Digital investment bolsters OOH audiences
The proliferation of digital out-of-home screens (DOOH) has helped drive weekly digital impacts to 1.1bn across the UK, according to new figures from Route.
The figure is an 11.1% increase in the last three months and 36% in the last year. It means 68% of the population will now see a digital screen at least once, each week.
"The data show another strong performance for digital out-of-home with a lot of new screens being included in the measurement system which is helping to increase the audience," said Euan Mackay, general manager, Route.
"It’s also encouraging to see the distribution of these screens spreading further meaning that advertisers can take advantage of all the benefits of digital ads such as movement and environmentally contextual triggers on an even wider scale than ever before.”
98% of the adult population in the UK will see an out-of-home advert, whether a poster or a digital screen, each week.
However, due to the urban clustering of digital screens, those exposed to DOOH ads tend to be slightly younger and more affluent than the average. 37% of digital impacts are seen by 15-34s and 63% by ABC1s.
Earlier this month, GroupM, the investment arm of WPP, said digital formats are "increasingly important" for OOH, accounting for half of spending in the sector during 2018.
Further share gains are still to come as more automation takes root, GroupM said, including the emergence of performance-based targeting and data-driven trading. For now, however, OOH growth is forecast to exceed 3% in both 2019 and 2020.
However, some industry experts caution that the rise of digital at the expense of traditional posters might not always be in the best interests of advertisers.
"Classic billboards, both 48 sheet and 96 sheet, have been in steep decline for several years," out-going Kinetic CEO, Stuart Taylor, told Mediatel earlier this year.

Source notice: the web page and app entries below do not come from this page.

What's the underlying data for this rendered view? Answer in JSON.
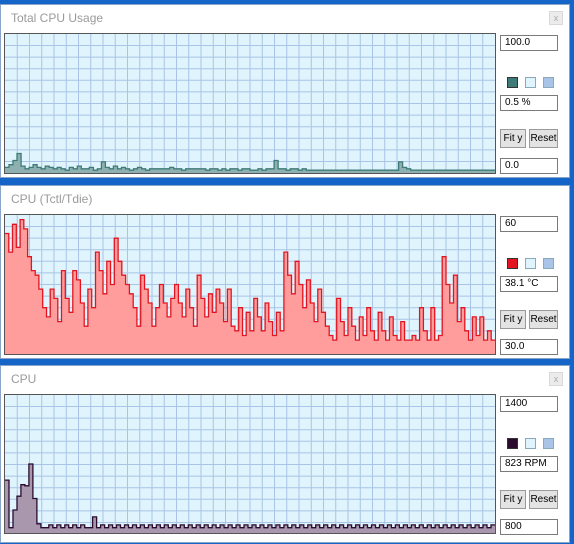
{
  "panels": [
    {
      "title": "Total CPU Usage",
      "max_value": "100.0",
      "current_value": "0.5 %",
      "min_value": "0.0",
      "fit_label": "Fit y",
      "reset_label": "Reset",
      "close_label": "x",
      "series_color": "#3e7b78",
      "fill_color": "#8fb0b0"
    },
    {
      "title": "CPU (Tctl/Tdie)",
      "max_value": "60",
      "current_value": "38.1 °C",
      "min_value": "30.0",
      "fit_label": "Fit y",
      "reset_label": "Reset",
      "close_label": "x",
      "series_color": "#e3141f",
      "fill_color": "#ff9d9d"
    },
    {
      "title": "CPU",
      "max_value": "1400",
      "current_value": "823 RPM",
      "min_value": "800",
      "fit_label": "Fit y",
      "reset_label": "Reset",
      "close_label": "x",
      "series_color": "#2a0b2e",
      "fill_color": "#a897ad"
    }
  ],
  "chart_data": [
    {
      "type": "area",
      "title": "Total CPU Usage",
      "ylim": [
        0,
        100
      ],
      "unit": "%",
      "grid": true,
      "values": [
        4,
        6,
        9,
        14,
        5,
        3,
        4,
        6,
        4,
        3,
        5,
        4,
        3,
        4,
        3,
        2,
        4,
        3,
        5,
        3,
        3,
        4,
        2,
        3,
        8,
        4,
        3,
        5,
        3,
        4,
        3,
        2,
        3,
        4,
        3,
        2,
        3,
        3,
        3,
        3,
        3,
        4,
        3,
        3,
        2,
        3,
        3,
        3,
        3,
        3,
        2,
        3,
        3,
        2,
        3,
        2,
        3,
        3,
        2,
        3,
        3,
        2,
        2,
        3,
        2,
        3,
        3,
        9,
        3,
        3,
        2,
        3,
        3,
        2,
        3,
        2,
        2,
        2,
        2,
        2,
        2,
        2,
        2,
        2,
        2,
        2,
        2,
        2,
        2,
        2,
        2,
        2,
        2,
        2,
        2,
        2,
        2,
        2,
        8,
        4,
        3,
        2,
        2,
        2,
        2,
        2,
        2,
        2,
        2,
        2,
        2,
        2,
        2,
        2,
        2,
        2,
        2,
        2,
        2,
        2,
        2,
        2
      ]
    },
    {
      "type": "area",
      "title": "CPU (Tctl/Tdie)",
      "ylim": [
        30,
        60
      ],
      "unit": "°C",
      "grid": true,
      "values": [
        56,
        52,
        58,
        53,
        59,
        57,
        51,
        48,
        47,
        44,
        40,
        38,
        44,
        42,
        37,
        48,
        42,
        39,
        48,
        46,
        41,
        36,
        44,
        40,
        52,
        48,
        43,
        50,
        45,
        55,
        50,
        47,
        45,
        43,
        40,
        36,
        47,
        44,
        41,
        36,
        40,
        45,
        41,
        38,
        42,
        45,
        41,
        38,
        44,
        40,
        36,
        47,
        42,
        38,
        43,
        39,
        44,
        41,
        37,
        44,
        36,
        35,
        40,
        34,
        39,
        35,
        42,
        38,
        35,
        41,
        37,
        34,
        39,
        35,
        52,
        47,
        43,
        50,
        45,
        40,
        46,
        41,
        37,
        44,
        39,
        36,
        34,
        33,
        42,
        37,
        34,
        40,
        36,
        33,
        38,
        34,
        40,
        35,
        33,
        39,
        35,
        33,
        38,
        34,
        33,
        37,
        33,
        33,
        34,
        33,
        40,
        35,
        33,
        40,
        33,
        34,
        51,
        45,
        41,
        47,
        37,
        40,
        35,
        33,
        38,
        34,
        38,
        33,
        35,
        33
      ]
    },
    {
      "type": "area",
      "title": "CPU",
      "ylim": [
        800,
        1400
      ],
      "unit": "RPM",
      "grid": true,
      "values": [
        1030,
        823,
        900,
        960,
        1010,
        1005,
        1100,
        950,
        840,
        823,
        823,
        835,
        823,
        835,
        823,
        835,
        823,
        835,
        823,
        835,
        823,
        823,
        870,
        823,
        835,
        823,
        835,
        823,
        835,
        823,
        835,
        823,
        835,
        823,
        835,
        823,
        835,
        823,
        835,
        823,
        835,
        823,
        835,
        823,
        835,
        823,
        835,
        823,
        835,
        823,
        835,
        823,
        835,
        823,
        835,
        823,
        835,
        823,
        835,
        823,
        835,
        823,
        835,
        823,
        835,
        823,
        835,
        823,
        835,
        823,
        835,
        823,
        835,
        823,
        835,
        823,
        835,
        823,
        835,
        823,
        835,
        823,
        835,
        823,
        835,
        823,
        835,
        823,
        835,
        823,
        835,
        823,
        835,
        823,
        835,
        823,
        835,
        823,
        835,
        823,
        835,
        823,
        835,
        823,
        835,
        823,
        835,
        823,
        835,
        823,
        835,
        823,
        835,
        823,
        835,
        823,
        835,
        823,
        835,
        823,
        835,
        823,
        835
      ]
    }
  ]
}
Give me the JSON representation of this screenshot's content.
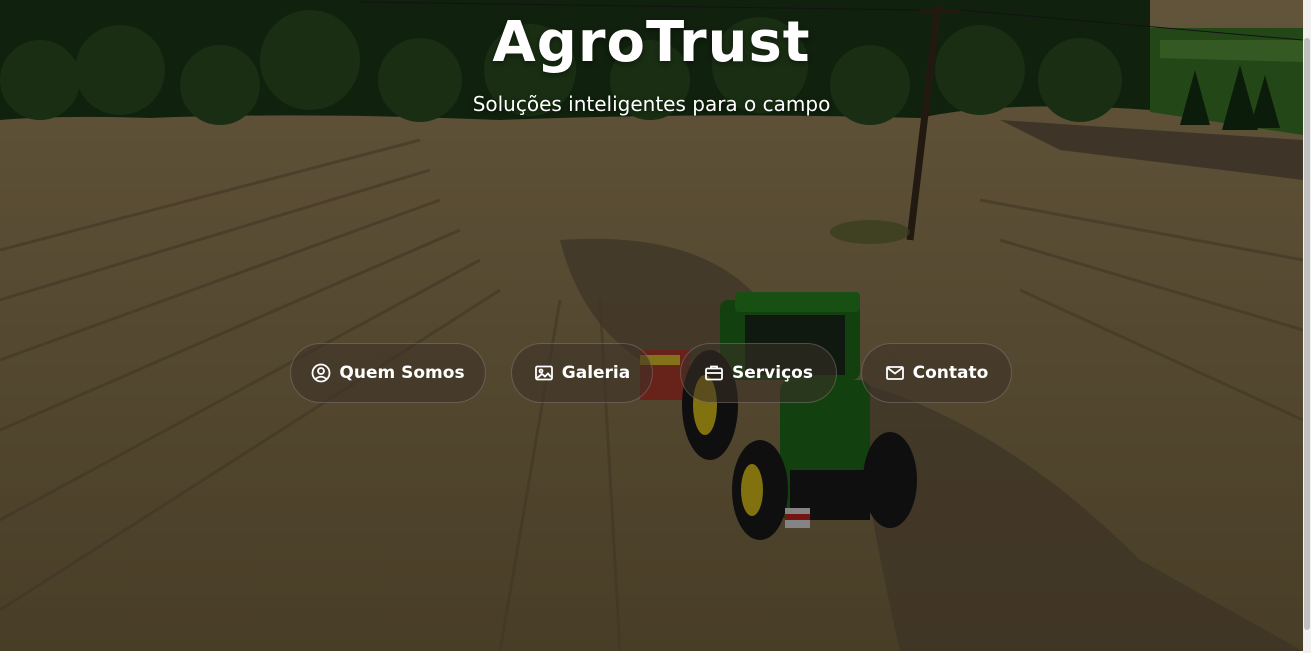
{
  "hero": {
    "title": "AgroTrust",
    "subtitle": "Soluções inteligentes para o campo",
    "background_image": "aerial-field-tractor"
  },
  "nav": {
    "buttons": [
      {
        "label": "Quem Somos",
        "icon": "user-circle-icon"
      },
      {
        "label": "Galeria",
        "icon": "image-icon"
      },
      {
        "label": "Serviços",
        "icon": "briefcase-icon"
      },
      {
        "label": "Contato",
        "icon": "envelope-icon"
      }
    ]
  },
  "colors": {
    "text": "#ffffff",
    "button_bg": "rgba(60,50,40,0.55)",
    "field": "#8a7648",
    "tractor_green": "#1f6e1a",
    "wheel_yellow": "#e1c51b"
  }
}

"Digital billboards offer stature, impact and huge audience delivery in specific city locations and yes, the transformational advances that digitisation has brought to the medium are rightly applauded.
"But it's classic billboards that allow for a much wider and more comprehensive footprint across the UK, which is the driver for reach, so essential for broadcast brand building."
Industry estimates suggest that 48s have declined from 20,500 across the UK in 2010 to around 12,000 in 2018 a drop of 40%. For 96 sheets the numbers are even worse, from 2350 to 970 in the same period, a drop of 58%.